Mr and Miss East Africa UK pageants also encourage young East Africans to become entrepreneurs and leaders in their chosen fields.

Another of her startups, the Black Entertainment Film Fashion Television and Arts (BEFFTA) Awards, celebrates the achievements of people in entertainment, film, fashion, television and arts.

It began in the UK. BEFFTA Awards USA is two years old. The Caribbean version was launched in February this year while the Australian and Canadian ones will be introduced in the coming months.

Some of the high profile personalities honoured at BEFFTA Awards include veteran broadcaster Sir Trevor McDonald, American filmmaker Tyler Perry and Nollywood actress Omotola Jalade Ekeinde.

And Ms Long has plans to bring the event to Africa.

“BEFFTA Africa is coming to Nairobi with a press launch in May and the main award in November,” she says.

Ms Long cites that Nairobi will be the home of BEFFTA Africa.

“We will bring the entire world of entertainment, film, fashion, television and arts from the rest of Africa, UK, Canada, US, Europe, Caribbean to the beautiful Kenya and its beautiful creative people,” she says.

For Ms Long, the goal here is to inspire people to be high achievers, besides honouring and celebrating them.

Ms Long was inspired to start BEFFTA awards after organising Mr and Miss East Africa UK for many years.

She states that she worked with so many talented people in entertainment, film, fashion television and arts who were not being celebrated despite their contributions to the respective industries. Therefore, she established BEFFTA to encourage these individuals to carry on despite the challenges.

The Kenyan-born lady is passionate about giving back.

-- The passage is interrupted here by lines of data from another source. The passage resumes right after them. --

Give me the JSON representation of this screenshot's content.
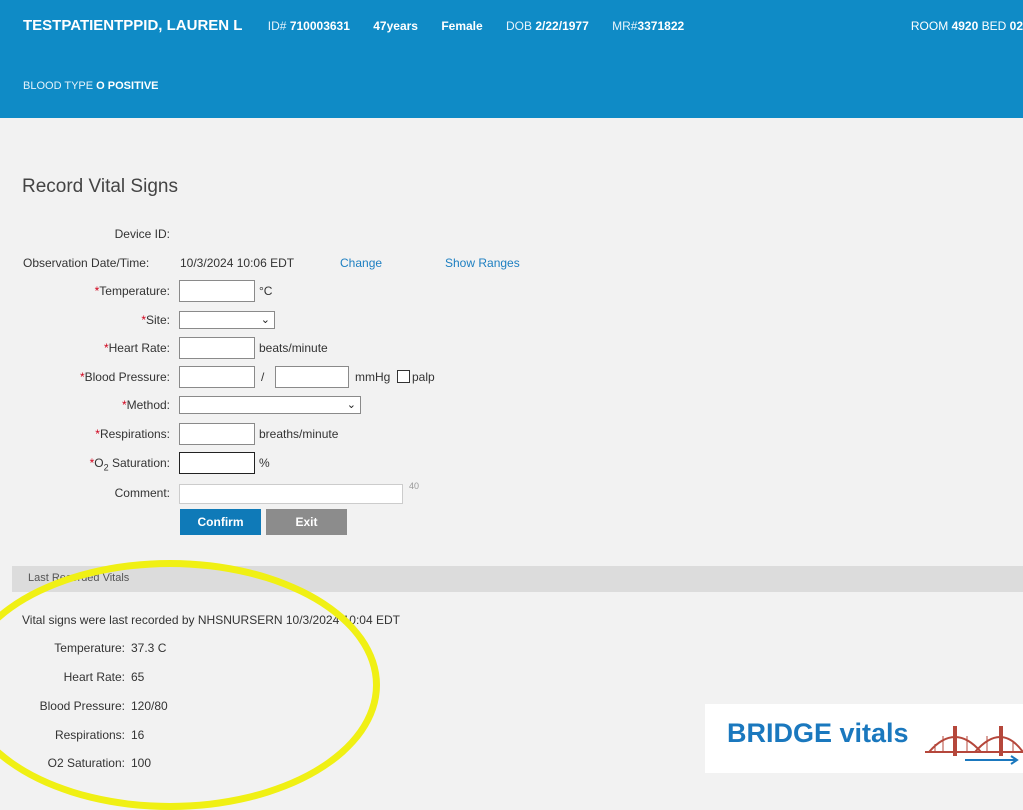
{
  "header": {
    "patient_name": "TESTPATIENTPPID, LAUREN L",
    "id_label": "ID#",
    "id_value": "710003631",
    "age": "47years",
    "sex": "Female",
    "dob_label": "DOB",
    "dob_value": "2/22/1977",
    "mr_label": "MR#",
    "mr_value": "3371822",
    "room_label": "ROOM",
    "room_value": "4920",
    "bed_label": "BED",
    "bed_value": "02",
    "blood_label": "BLOOD TYPE",
    "blood_value": "O POSITIVE"
  },
  "page_title": "Record Vital Signs",
  "form": {
    "device_id_label": "Device ID:",
    "obs_label": "Observation Date/Time:",
    "obs_value": "10/3/2024 10:06 EDT",
    "change_link": "Change",
    "show_ranges_link": "Show Ranges",
    "required_mark": "*",
    "temperature_label": "Temperature:",
    "temperature_value": "",
    "temperature_unit": "°C",
    "site_label": "Site:",
    "site_value": "",
    "heart_rate_label": "Heart Rate:",
    "heart_rate_value": "",
    "heart_rate_unit": "beats/minute",
    "bp_label": "Blood Pressure:",
    "bp_systolic": "",
    "bp_diastolic": "",
    "bp_sep": "/",
    "bp_unit": "mmHg",
    "palp_label": "palp",
    "method_label": "Method:",
    "method_value": "",
    "resp_label": "Respirations:",
    "resp_value": "",
    "resp_unit": "breaths/minute",
    "o2_label_prefix": "O",
    "o2_label_sub": "2",
    "o2_label_suffix": " Saturation:",
    "o2_value": "",
    "o2_unit": "%",
    "comment_label": "Comment:",
    "comment_value": "",
    "comment_max": "40",
    "confirm_label": "Confirm",
    "exit_label": "Exit"
  },
  "last_recorded": {
    "section_title": "Last Recorded Vitals",
    "recorded_by_line": "Vital signs were last recorded by NHSNURSERN 10/3/2024 10:04 EDT",
    "rows": [
      {
        "label": "Temperature:",
        "value": "37.3 C"
      },
      {
        "label": "Heart Rate:",
        "value": "65"
      },
      {
        "label": "Blood Pressure:",
        "value": "120/80"
      },
      {
        "label": "Respirations:",
        "value": "16"
      },
      {
        "label": "O2 Saturation:",
        "value": "100"
      }
    ]
  },
  "logo_text": "BRIDGE vitals",
  "colors": {
    "header_bg": "#0f8bc6",
    "confirm_bg": "#0f7ab8",
    "exit_bg": "#8c8c8c",
    "required": "#d0021b",
    "link": "#1d7fc1",
    "annotation": "#f0f014"
  }
}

Through her founding of Feed the Street Children campaign, which operates in Kenya, Uganda and Tanzania and is executed by Mr and Miss East Africa UK representatives in East Africa, her team does activities ranging from feeding children in orphanages and on the streets, or buying essentials for them.

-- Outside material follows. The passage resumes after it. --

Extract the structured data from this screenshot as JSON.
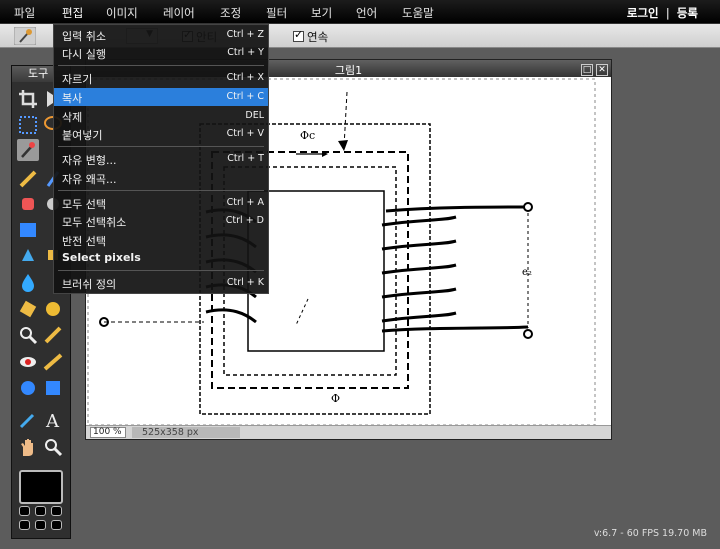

“We do not stick with one or two particular charities, we identify a variety and we support them as and when necessary because all this is self-funded,” she says.

Pauline Long has in addition opened an award-winning film establishment called East End Studios which is one of London’s biggest independently owned film and TV studios based in East London and next door to Olympics village.

She is a fashion designer with her label Pauline Long Collection and also founded Diaspora Fashion Week, an annual fashion week and fashion sales and market for designers from Europe, Asia, Africa and the US.

“I work very closely with my mother who does the sewing as I create all the designs. The label is developing and will be branching out to bags, shoes and perfumes,” she says.

Besides being one of eleven inspirational women in Europe listed on Black Women in Europe Power list 2012, Long has received over 15 awards to date.

Financial support

“Being awarded most innovative Kenyan in London was a huge elevator especially at the time when I wanted to give up the pageants because of lack of financial support, she says.

Just last year, she was honoured with The Outstanding Lifetime Achievement Award at the UK Kenyan Achievers Awards.

“This was presented to me by the Kenyan High Commissioner to the UK and Ireland Ephraim Ngare,” she says.

Long is a mother of two: Kieran who is ten years old, and Kacy, 7. The boy and girl are co-authors of a poetry book that is currently in UK national libraries. She is able to fund her pageants from money generated through her studio and with help from her husband who is a software engineer.

Her parents played their part.

“They ensured that we had basic needs and the best education,” she says.

It didn’t stop there though.

Her father, Paul Odhiambo, worked with the local government. It is from him that she gained the philosophy of giving back.

“He educated so many people; a whole village. People used to turn up in our house early morning seeking help from dad, and he would always emerge with some money and all you could hear was ‘go and feed your family and take your children to school’, Ms Long says.

Long hopes to settle back in Kenya in future and work with the youth, empower them to achieve highly.